▶ [RECORDS PROVIDED]:

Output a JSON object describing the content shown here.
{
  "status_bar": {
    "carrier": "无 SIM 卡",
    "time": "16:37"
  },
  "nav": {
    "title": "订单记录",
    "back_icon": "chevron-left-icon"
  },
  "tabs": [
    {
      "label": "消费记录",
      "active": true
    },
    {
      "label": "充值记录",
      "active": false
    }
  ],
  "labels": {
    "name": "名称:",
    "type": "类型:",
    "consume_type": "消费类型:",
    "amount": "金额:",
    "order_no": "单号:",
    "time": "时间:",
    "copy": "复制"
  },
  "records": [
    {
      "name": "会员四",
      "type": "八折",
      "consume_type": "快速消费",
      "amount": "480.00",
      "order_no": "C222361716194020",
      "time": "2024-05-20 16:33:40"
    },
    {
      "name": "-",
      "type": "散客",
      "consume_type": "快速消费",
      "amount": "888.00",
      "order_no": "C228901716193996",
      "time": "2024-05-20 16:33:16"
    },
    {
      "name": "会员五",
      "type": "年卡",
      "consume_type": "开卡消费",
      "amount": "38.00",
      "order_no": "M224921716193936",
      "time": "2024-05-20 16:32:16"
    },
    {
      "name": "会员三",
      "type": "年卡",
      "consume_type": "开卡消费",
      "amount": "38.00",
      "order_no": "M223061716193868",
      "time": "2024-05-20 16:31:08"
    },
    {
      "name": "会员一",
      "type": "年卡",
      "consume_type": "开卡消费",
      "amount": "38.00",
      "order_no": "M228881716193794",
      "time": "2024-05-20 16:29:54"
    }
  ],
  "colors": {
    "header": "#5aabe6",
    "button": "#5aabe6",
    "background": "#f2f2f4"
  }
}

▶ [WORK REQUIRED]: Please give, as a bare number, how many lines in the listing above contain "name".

▶ [RESULT FOR THIS TASK]: 6